Thursday, July 5, 2012

Perhaps a 'Boston ObamaCare Party'?

Donald Sensing at 'Sense of Events' gives a concise and cogent explanation of the particulars of the unmentioned Stamp Act of 1765 (recently mentioned en passant in the dissent to NFIB vs Sebelius, the Supreme Court ruling on ObamaCare), the tea trade within the British Empire during the early 1770s, the unfettered power of Parliament at that time to levy a tax, and how it led to the Boston Tea Party in 1773. 

He then makes a comparison between the situation of those days and now, including such observations as:
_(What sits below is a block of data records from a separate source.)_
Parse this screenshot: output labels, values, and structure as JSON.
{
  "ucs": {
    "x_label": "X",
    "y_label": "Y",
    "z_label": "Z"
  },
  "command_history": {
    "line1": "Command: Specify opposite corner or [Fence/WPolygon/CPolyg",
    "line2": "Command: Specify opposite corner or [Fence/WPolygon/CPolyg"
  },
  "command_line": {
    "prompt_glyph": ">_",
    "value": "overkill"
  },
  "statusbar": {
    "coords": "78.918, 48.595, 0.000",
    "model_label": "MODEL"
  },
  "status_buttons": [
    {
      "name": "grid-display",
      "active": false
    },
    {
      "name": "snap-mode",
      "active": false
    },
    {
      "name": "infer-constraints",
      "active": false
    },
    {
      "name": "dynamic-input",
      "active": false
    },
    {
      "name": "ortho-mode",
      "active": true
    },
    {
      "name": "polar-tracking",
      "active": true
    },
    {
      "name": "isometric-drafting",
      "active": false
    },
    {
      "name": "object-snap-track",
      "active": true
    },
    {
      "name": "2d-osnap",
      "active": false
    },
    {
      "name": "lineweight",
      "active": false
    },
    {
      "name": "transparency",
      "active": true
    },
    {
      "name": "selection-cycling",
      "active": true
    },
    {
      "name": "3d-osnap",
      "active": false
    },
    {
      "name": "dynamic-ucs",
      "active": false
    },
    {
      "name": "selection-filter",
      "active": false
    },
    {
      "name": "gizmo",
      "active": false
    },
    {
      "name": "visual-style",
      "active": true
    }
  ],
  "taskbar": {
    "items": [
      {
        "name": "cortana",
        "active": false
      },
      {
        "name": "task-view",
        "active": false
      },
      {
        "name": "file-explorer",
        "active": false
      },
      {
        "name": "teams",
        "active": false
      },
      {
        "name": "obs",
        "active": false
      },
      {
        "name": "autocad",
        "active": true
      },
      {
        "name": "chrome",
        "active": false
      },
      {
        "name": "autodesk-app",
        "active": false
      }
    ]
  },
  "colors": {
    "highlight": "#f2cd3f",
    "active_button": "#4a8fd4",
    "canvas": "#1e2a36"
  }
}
In contrast, the Affordable Care Act (Obamacare) passed exclusively by the Democrats of Congress and signed into law by a Democrat president -- and upheld by a thoroughly confused Supreme Court -- reaches far beyond what those colonists, later revolutionists, found completely intolerable.  They rebelled against a certain tax imposed on existing and future transactions, while Obamacare taxes transactions that do not now exist and will not exist.
In 1773 and 1775, Americans rebelled and then revolted against imperial overreach.  But so far, we're just going to sit here these days and take it.
It seems to me that a likelihood of the Supreme Court decision is to provide an opportunity to rally the people for a more widespread idea of what it means to “fundamentally transform” America.

National conservative gatherings these last couple of years typically include passing video coverage of some folks dressed as colonial patriots, symbolizing a return to the values of the Founding Fathers.  I agree with the sentiment in that I am an originalist.

But perhaps it is time for these people to be changing costumes, from colonialists to Mohawk Indians.

No comments:

Post a Comment

Comments are welcome and discussion is open and encouraged. I expect that there will be some occasional disagreement (heaven knows why) or welcome clarification and embellishment, and such are freely solicited.

Consider that all such comments are in the public domain and are expected to be polite, even while contentious. I will delete comments which are ad hominem, as well as those needlessly profane beyond the realm of sputtering incredulity in reaction to some inanity, unless attributed to a quote.

Links to other sources are fine so long as they further the argument or expand on the discussion. All such comments and links are the responsibility of the commenter, and the mere presence herein does not necessarily constitute my agreement.

I will also delete all comments that link to a commercial site.